The Earth’s interior is composed of four layers, three solid and one liquid—not magma but molten metal, nearly as hot as the surface of the sun.
The deepest layer is a solid iron ball, about 1,500 miles (2,400 kilometers) in diameter. Although this inner core is white hot, the pressure is so high the iron cannot melt.
The iron isn’t pure—scientists believe it contains sulfur and nickel, plus smaller amounts of other elements. Estimates of its temperature vary, but it is probably somewhere between 9,000 and 13,000 degrees Fahrenheit (5,000 and 7,000 degrees Celsius).
Above the inner core is the outer core, a shell of liquid iron. This layer is cooler but still very hot, perhaps 7,200 to 9,000 degrees Fahrenheit (4,000 to 5,000 degrees Celsius). It too is composed mostly of iron, plus substantial amounts of sulfur and nickel. It creates the Earth’s magnetic field and is about 1,400 miles (2,300 kilometers) thick.
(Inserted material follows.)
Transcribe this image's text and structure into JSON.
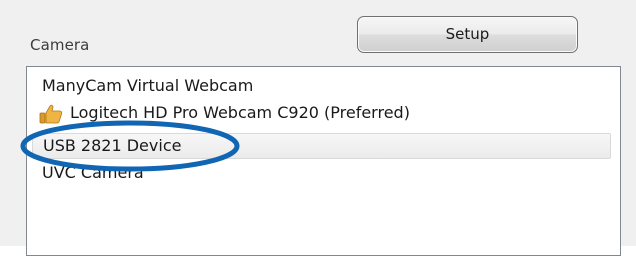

River of Rock
The next layer is the mantle. Many people think of this as lava, but it’s actually rock. The rock is so hot, however, that it flows under pressure, like road tar. This creates very slow-moving currents as hot rock rises from the depths and cooler rock descends.
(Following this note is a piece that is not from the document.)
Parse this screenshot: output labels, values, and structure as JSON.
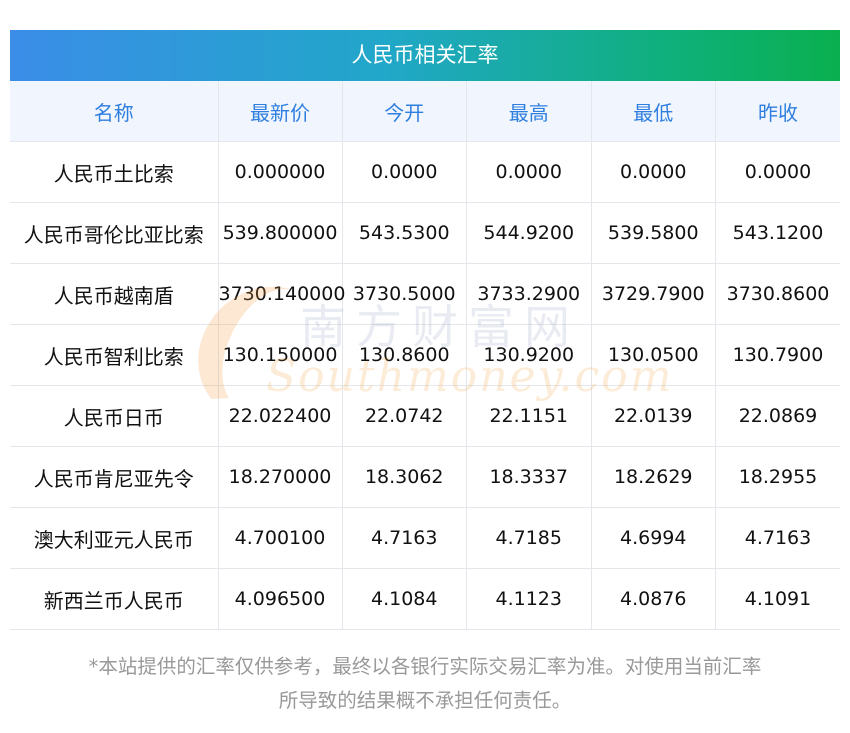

The mantle is about 1,800 miles (2,900 kilometers) thick and appears to be divided into two layers: the upper mantle and the lower mantle. The boundary between the two lies about 465 miles (750 kilometers) beneath the Earth’s surface.
The crust is the outermost layer of the Earth. It is the familiar landscape on which we live: rocks, soil, and seabed. It ranges from about five miles (eight kilometers) thick beneath the oceans to an average of 25 miles (40 kilometers) thick beneath the continents.
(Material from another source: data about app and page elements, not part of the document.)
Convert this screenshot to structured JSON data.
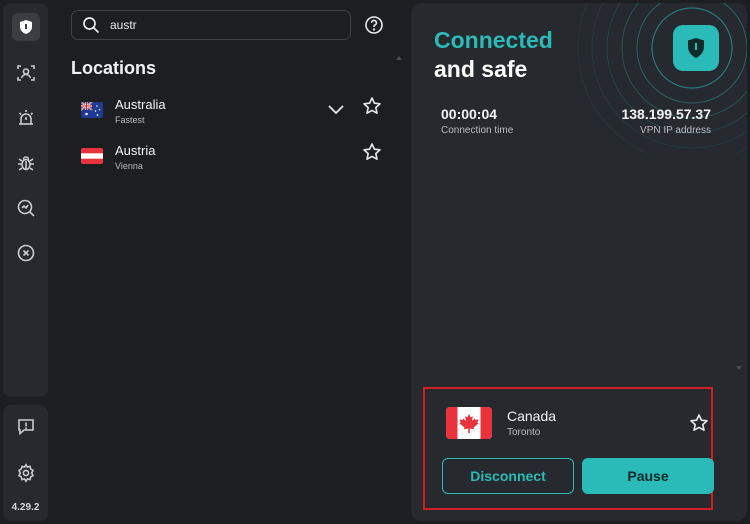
{
  "app": {
    "version": "4.29.2",
    "accent_color": "#2abbb8",
    "highlight_color": "#d31f24"
  },
  "sidebar": {
    "items": [
      {
        "icon": "shield-logo-icon"
      },
      {
        "icon": "face-scan-icon"
      },
      {
        "icon": "alarm-icon"
      },
      {
        "icon": "bug-icon"
      },
      {
        "icon": "search-chart-icon"
      },
      {
        "icon": "close-circle-icon"
      }
    ],
    "bottom_items": [
      {
        "icon": "feedback-icon"
      },
      {
        "icon": "gear-icon"
      }
    ]
  },
  "search": {
    "value": "austr",
    "icon": "search-icon"
  },
  "locations": {
    "title": "Locations",
    "items": [
      {
        "name": "Australia",
        "sub": "Fastest",
        "flag": "australia-flag",
        "expandable": true
      },
      {
        "name": "Austria",
        "sub": "Vienna",
        "flag": "austria-flag",
        "expandable": false
      }
    ]
  },
  "status": {
    "line1": "Connected",
    "line2": "and safe",
    "connection_time": "00:00:04",
    "connection_time_label": "Connection time",
    "ip": "138.199.57.37",
    "ip_label": "VPN IP address"
  },
  "server": {
    "country": "Canada",
    "city": "Toronto",
    "flag": "canada-flag",
    "disconnect_label": "Disconnect",
    "pause_label": "Pause"
  }
}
Currents within the mantle have broken the crust into blocks, called plates, which slowly move around, colliding to build mountains or rifting apart to form new seafloor.
Continents are composed of relatively light blocks that float high on the mantle, like gigantic, slow-moving icebergs. Seafloor is made of a denser rock called basalt, which presses deeper into the mantle, producing basins that can fill with water.
Except in the crust, the interior of the Earth cannot be studied by drilling holes to take samples. Instead, scientists map the interior by watching how seismic waves from earthquakes are bent, reflected, sped up, or delayed by the various layers.